Guest Post: The Legislature’s Appropriate Role in Overseeing State Audits
This guest post was submitted by Senate Majority Leader Rich Wardner, a Republican from Dickinson.
The legislature has been challenged on its oversight of the State Auditor’s Office and the time has come to set the record straight.
This entire debate started when the North Dakota State Auditor requested 11 additional staff members. To better understand why such a large increase was warranted, the legislature gave the Legislative Audit and Fiscal Review Committee (LAFRC) the ability to review and approve the Auditor’s pursuit of performance audits. We did so to better understand the request, how performance audits impact the auditor’s primary duty of fiscal audits and judge the need for additional funding and Full-Time Equivalent (FTE) positions. Keep in mind, performance audits account for only a small fraction of the audits conducted by the auditor’s office.
This action by the legislature was wholly appropriate and necessary. The North Dakota State Constitution states that the powers and duties of the State Auditor come from the legislature. Therefore, the legislature has oversight of the auditor and makes decisions on staff requests, length of audits and the quality of all audits including performance audits. The audits are critical to the legislature, because the audits help the legislature make sound policy.
The North Dakota State Constitution and Century Code clearly defines that the auditor works at the discretion of the legislature.
Article V of the North Dakota Constitution Section 2 states: The qualified electors of the state at the times and places of choosing members of the legislative assembly shall choose an Auditor along with all the other statewide offices.

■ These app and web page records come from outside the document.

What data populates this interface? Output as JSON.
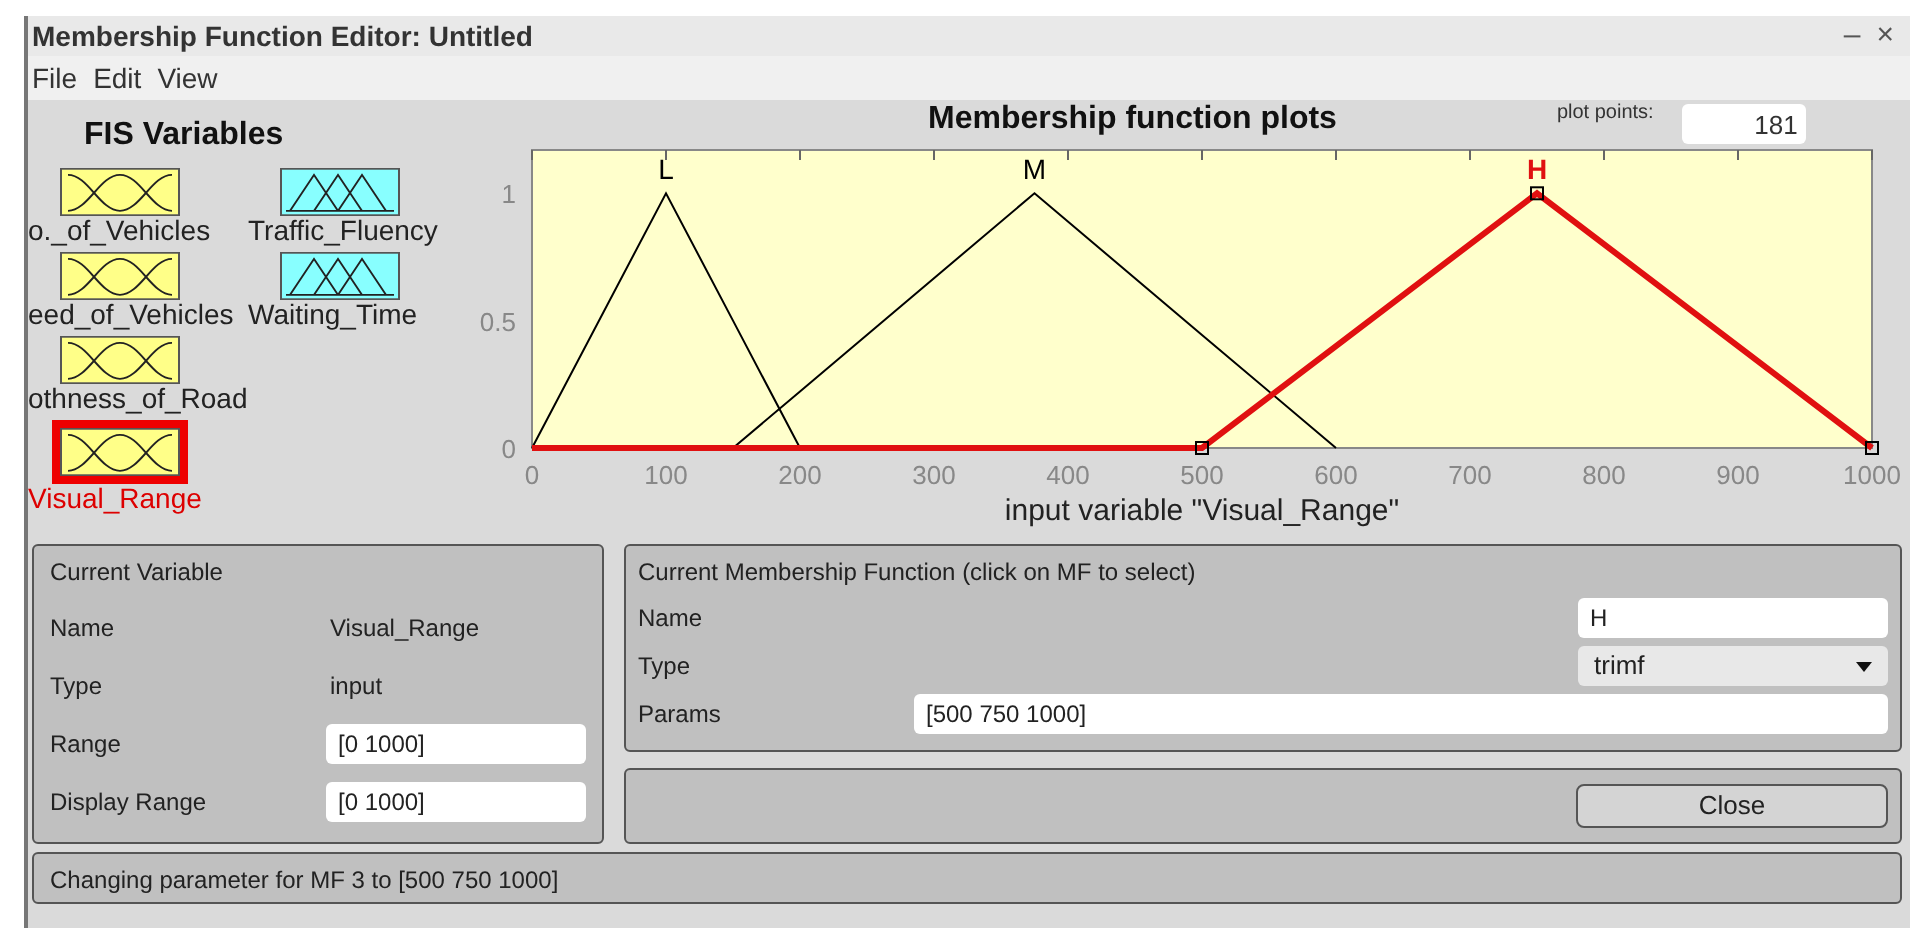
{
  "window": {
    "title": "Membership Function Editor: Untitled",
    "controls": [
      "–",
      "×"
    ]
  },
  "menu": [
    "File",
    "Edit",
    "View"
  ],
  "fis_variables": {
    "title": "FIS Variables",
    "items": [
      {
        "name": "o._of_Vehicles",
        "kind": "input",
        "selected": false
      },
      {
        "name": "Traffic_Fluency",
        "kind": "output",
        "selected": false
      },
      {
        "name": "eed_of_Vehicles",
        "kind": "input",
        "selected": false
      },
      {
        "name": "Waiting_Time",
        "kind": "output",
        "selected": false
      },
      {
        "name": "othness_of_Road",
        "kind": "input",
        "selected": false
      },
      {
        "name": "Visual_Range",
        "kind": "input",
        "selected": true
      }
    ]
  },
  "plot": {
    "title": "Membership function plots",
    "plot_points_label": "plot points:",
    "plot_points": "181",
    "chart_data": {
      "type": "line",
      "xlabel": "input variable \"Visual_Range\"",
      "x": [
        0,
        100,
        150,
        200,
        375,
        500,
        600,
        750,
        1000
      ],
      "xlim": [
        0,
        1000
      ],
      "ylim": [
        0,
        1.17
      ],
      "xticks": [
        0,
        100,
        200,
        300,
        400,
        500,
        600,
        700,
        800,
        900,
        1000
      ],
      "yticks": [
        0,
        0.5,
        1
      ],
      "series": [
        {
          "name": "L",
          "color": "#000000",
          "values": [
            0,
            1,
            0.5,
            0,
            null,
            null,
            null,
            null,
            null
          ]
        },
        {
          "name": "M",
          "color": "#000000",
          "values": [
            null,
            null,
            0,
            0.222,
            1,
            0.444,
            0,
            null,
            null
          ]
        },
        {
          "name": "H",
          "color": "#e01010",
          "values": [
            0,
            0,
            0,
            0,
            0,
            0,
            0.4,
            1,
            0
          ]
        }
      ]
    }
  },
  "current_variable": {
    "title": "Current Variable",
    "rows": [
      {
        "label": "Name",
        "value": "Visual_Range",
        "kind": "text"
      },
      {
        "label": "Type",
        "value": "input",
        "kind": "text"
      },
      {
        "label": "Range",
        "value": "[0 1000]",
        "kind": "field"
      },
      {
        "label": "Display Range",
        "value": "[0 1000]",
        "kind": "field"
      }
    ]
  },
  "current_mf": {
    "title": "Current Membership Function (click on MF to select)",
    "name_label": "Name",
    "name": "H",
    "type_label": "Type",
    "type": "trimf",
    "params_label": "Params",
    "params": "[500 750 1000]"
  },
  "close_button": "Close",
  "status": "Changing parameter for MF 3 to [500 750 1000]"
}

The powers and duties of all statewide offices including the auditor must be prescribed by law.
Century Code Statue 54-10-01 states: The state auditor shall be vested with the duties, powers and responsibilities involved in performing the post audit of all financial transactions of the state government, detecting and reporting any defaults and determining that expenditures have been made in accordance with law and appropriation acts.
The State Auditor is a fact finder, makes recommendations, and presents the findings to LAFRC. The auditor does not have enforcement powers, because those powers belong to the legislature and the Attorney General.
The legislature needs quality information to make informed decisions when making state policy. Therefore, the legislature is vested in the number of FTEs, length of audits, quality of performance audits and oversight into the auditing process.
The goal of audits is to use the resources of the State of North Dakota to their fullest potential. To accomplish this goal, the legislature and auditor need to work together to make the auditing process effective, efficient and focused on the greatest opportunities and challenges.